(Stored records)
----------------

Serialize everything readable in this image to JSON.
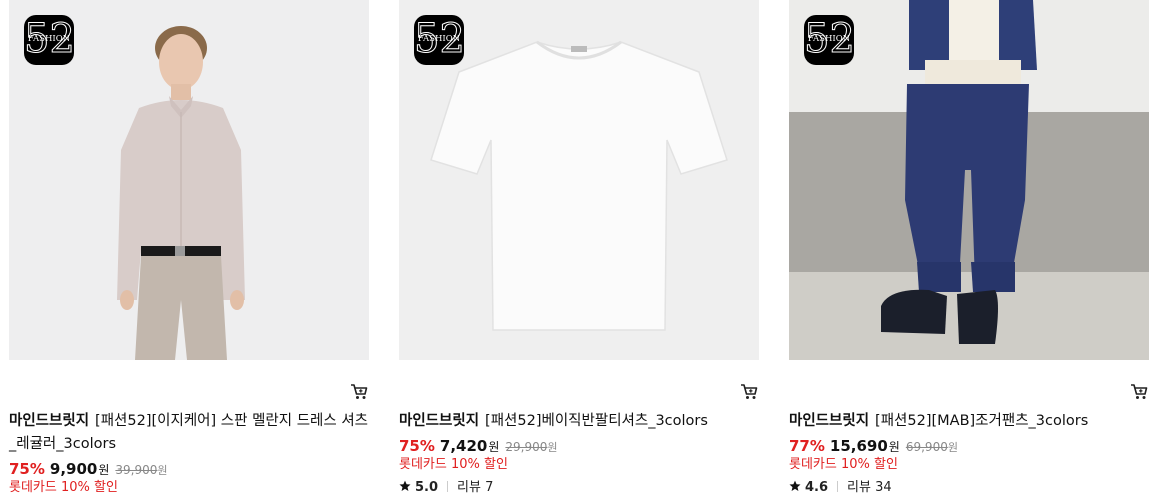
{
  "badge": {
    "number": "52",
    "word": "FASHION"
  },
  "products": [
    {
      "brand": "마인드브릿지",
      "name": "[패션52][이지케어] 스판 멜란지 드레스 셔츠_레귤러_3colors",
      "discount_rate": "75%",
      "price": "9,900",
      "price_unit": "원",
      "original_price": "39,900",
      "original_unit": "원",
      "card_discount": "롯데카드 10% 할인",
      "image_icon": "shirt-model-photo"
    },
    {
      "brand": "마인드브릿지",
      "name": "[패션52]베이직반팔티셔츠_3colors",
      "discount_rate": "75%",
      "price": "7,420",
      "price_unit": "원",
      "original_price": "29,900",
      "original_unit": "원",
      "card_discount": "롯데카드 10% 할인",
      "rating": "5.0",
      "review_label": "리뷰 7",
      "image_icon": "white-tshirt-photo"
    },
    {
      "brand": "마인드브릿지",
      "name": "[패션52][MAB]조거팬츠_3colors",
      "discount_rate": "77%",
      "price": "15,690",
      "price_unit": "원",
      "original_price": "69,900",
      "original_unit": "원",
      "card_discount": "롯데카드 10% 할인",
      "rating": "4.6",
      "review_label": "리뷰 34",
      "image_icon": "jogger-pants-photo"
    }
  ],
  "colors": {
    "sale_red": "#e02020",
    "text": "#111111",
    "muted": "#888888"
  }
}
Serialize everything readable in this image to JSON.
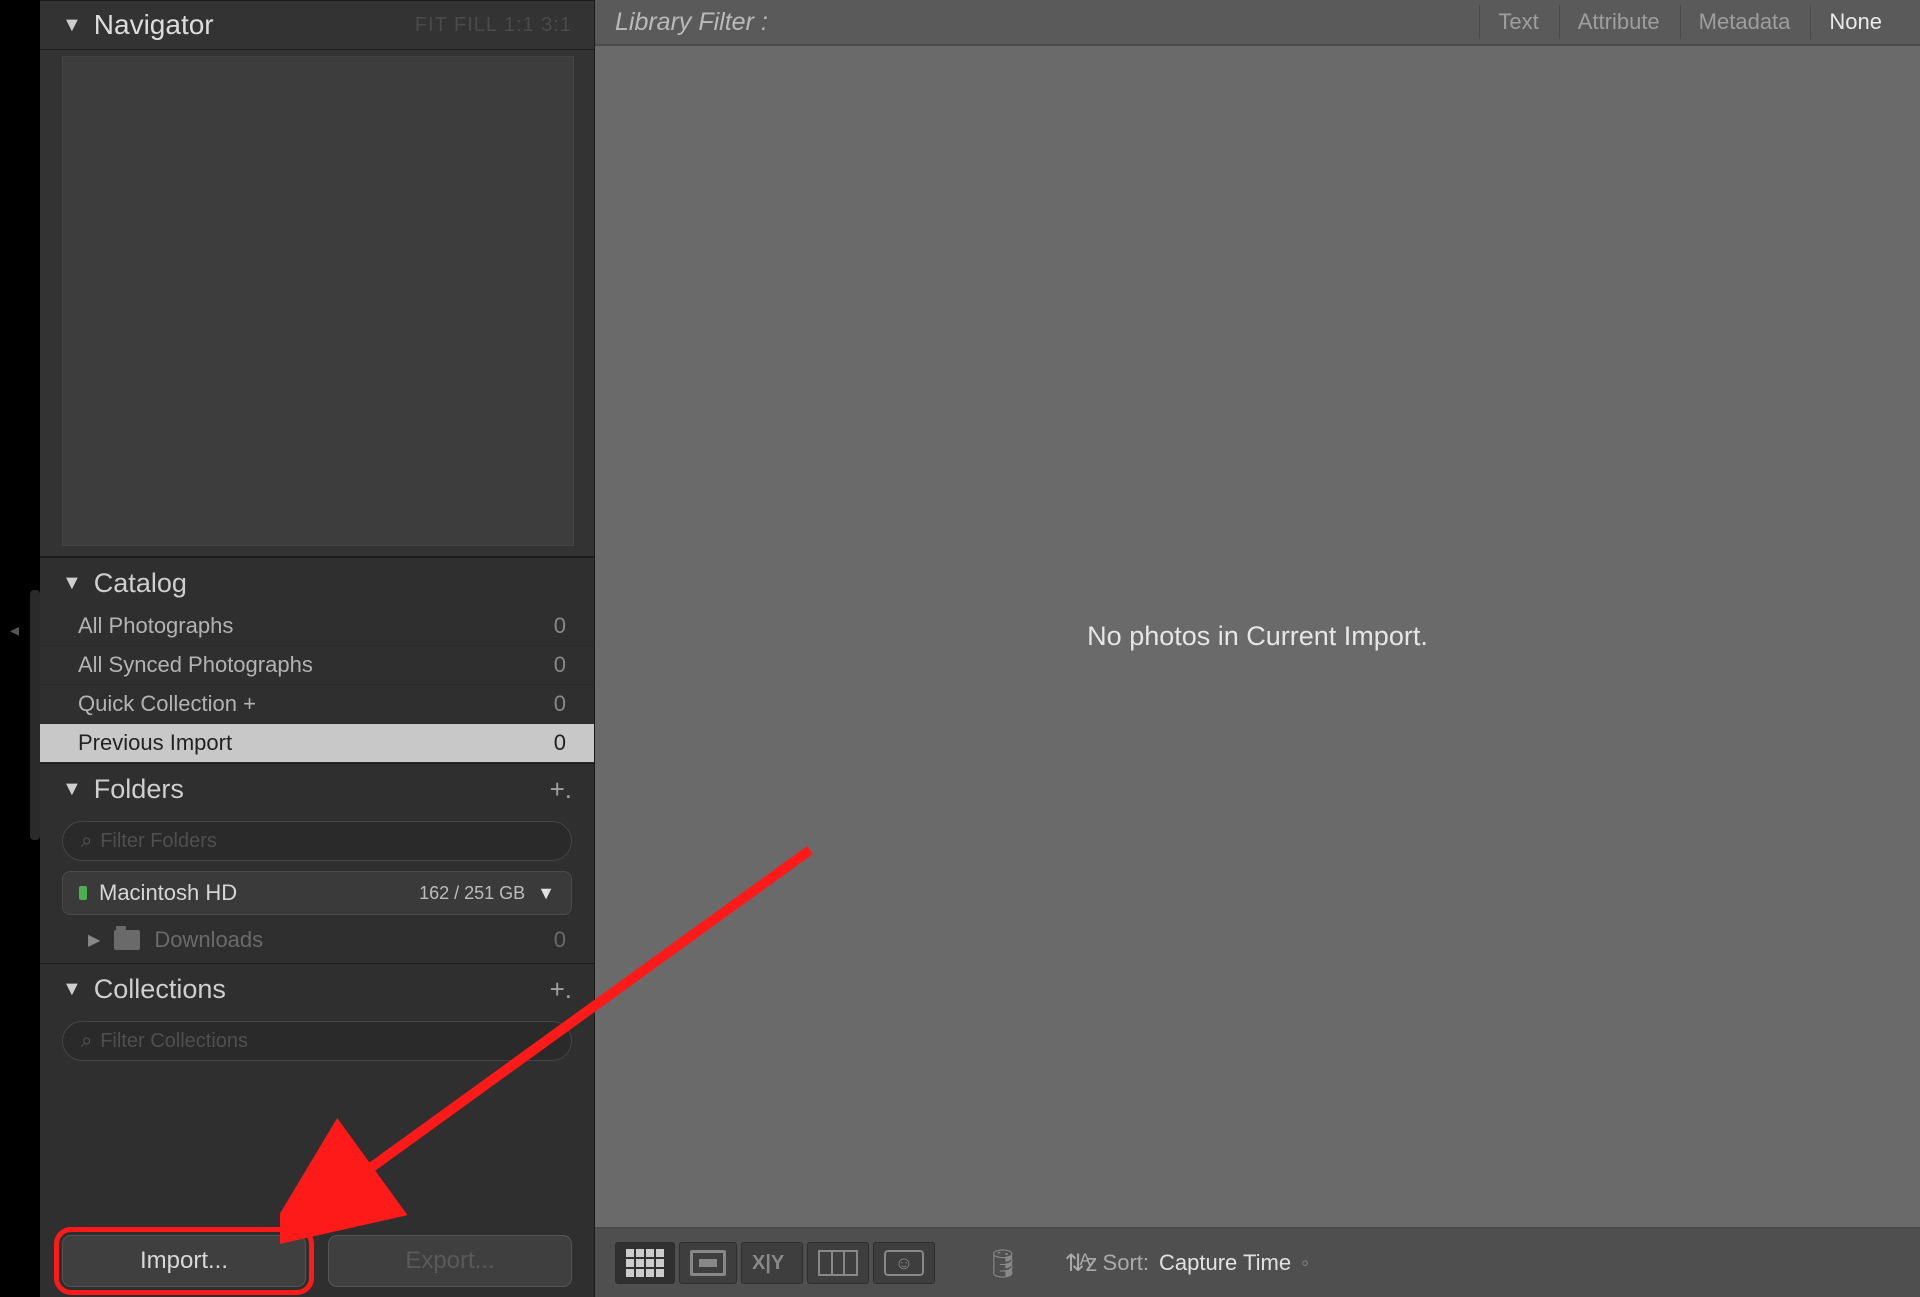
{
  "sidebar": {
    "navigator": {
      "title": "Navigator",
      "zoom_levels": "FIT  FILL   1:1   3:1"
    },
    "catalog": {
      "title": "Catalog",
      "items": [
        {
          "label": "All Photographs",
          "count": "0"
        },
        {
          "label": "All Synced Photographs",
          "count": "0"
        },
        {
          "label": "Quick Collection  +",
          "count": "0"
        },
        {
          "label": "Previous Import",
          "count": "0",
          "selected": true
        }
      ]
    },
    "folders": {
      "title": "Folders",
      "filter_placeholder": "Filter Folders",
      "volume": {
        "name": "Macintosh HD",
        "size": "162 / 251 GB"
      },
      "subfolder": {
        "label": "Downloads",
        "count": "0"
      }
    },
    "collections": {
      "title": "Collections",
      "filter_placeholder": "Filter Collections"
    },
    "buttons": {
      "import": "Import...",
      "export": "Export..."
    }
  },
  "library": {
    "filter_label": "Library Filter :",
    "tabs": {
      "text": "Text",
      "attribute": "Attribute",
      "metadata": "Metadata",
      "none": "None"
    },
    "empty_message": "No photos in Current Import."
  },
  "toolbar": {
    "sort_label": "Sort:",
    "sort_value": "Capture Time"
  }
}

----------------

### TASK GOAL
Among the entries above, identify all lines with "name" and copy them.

### RESPONSE BELOW
      "name": "[패션52][이지케어] 스판 멜란지 드레스 셔츠_레귤러_3colors",
      "name": "[패션52]베이직반팔티셔츠_3colors",
      "name": "[패션52][MAB]조거팬츠_3colors",
        "name": "Macintosh HD",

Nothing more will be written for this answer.